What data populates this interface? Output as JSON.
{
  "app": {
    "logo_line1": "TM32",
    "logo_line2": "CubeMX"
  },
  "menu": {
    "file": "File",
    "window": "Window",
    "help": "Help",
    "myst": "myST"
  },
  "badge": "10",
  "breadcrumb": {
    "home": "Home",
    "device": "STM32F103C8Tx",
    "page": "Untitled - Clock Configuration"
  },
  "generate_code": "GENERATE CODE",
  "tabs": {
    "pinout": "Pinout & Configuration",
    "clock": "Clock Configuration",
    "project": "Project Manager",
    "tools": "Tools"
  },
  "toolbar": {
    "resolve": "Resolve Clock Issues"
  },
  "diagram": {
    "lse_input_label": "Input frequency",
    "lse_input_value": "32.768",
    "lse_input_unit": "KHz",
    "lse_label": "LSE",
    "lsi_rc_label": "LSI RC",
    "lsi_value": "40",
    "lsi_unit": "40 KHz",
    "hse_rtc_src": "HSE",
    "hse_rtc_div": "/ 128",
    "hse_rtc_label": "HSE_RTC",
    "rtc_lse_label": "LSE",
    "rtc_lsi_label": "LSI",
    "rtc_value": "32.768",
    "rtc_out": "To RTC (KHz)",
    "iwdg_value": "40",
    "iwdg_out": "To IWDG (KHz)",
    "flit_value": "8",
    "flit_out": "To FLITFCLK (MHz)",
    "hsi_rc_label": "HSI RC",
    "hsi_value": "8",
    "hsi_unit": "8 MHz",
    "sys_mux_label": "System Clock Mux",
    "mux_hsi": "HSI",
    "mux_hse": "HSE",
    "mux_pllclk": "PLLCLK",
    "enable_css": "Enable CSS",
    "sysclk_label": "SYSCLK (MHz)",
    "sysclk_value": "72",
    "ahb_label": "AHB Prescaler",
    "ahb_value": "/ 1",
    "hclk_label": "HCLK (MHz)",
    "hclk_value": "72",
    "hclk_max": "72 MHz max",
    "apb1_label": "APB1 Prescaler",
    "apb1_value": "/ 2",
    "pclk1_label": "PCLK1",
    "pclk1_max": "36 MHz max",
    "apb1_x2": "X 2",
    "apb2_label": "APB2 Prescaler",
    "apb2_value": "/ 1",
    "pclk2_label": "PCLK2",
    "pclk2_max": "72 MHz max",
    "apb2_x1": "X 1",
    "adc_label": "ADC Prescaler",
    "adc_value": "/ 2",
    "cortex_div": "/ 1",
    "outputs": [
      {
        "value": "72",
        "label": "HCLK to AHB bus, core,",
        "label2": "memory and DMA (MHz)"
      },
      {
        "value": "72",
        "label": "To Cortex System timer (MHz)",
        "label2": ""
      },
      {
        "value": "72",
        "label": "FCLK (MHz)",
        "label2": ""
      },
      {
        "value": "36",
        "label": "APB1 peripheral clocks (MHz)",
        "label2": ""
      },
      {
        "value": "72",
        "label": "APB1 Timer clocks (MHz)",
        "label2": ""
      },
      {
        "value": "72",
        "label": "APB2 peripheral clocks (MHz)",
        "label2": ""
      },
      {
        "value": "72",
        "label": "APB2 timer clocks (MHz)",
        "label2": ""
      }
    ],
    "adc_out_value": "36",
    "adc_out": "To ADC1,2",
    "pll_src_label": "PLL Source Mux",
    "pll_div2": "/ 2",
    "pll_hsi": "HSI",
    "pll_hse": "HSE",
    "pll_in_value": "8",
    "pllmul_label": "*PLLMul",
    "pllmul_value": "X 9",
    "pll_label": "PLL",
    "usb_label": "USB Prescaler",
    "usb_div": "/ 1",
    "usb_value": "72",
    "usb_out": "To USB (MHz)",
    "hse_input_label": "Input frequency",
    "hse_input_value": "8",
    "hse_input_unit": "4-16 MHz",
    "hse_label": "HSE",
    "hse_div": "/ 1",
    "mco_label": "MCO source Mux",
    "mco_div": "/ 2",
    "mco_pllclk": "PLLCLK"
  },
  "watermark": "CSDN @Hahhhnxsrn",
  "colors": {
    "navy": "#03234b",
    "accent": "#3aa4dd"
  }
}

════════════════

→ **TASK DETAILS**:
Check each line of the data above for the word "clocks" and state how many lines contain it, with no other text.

→ **ANSWER TO THIS TASK**:
4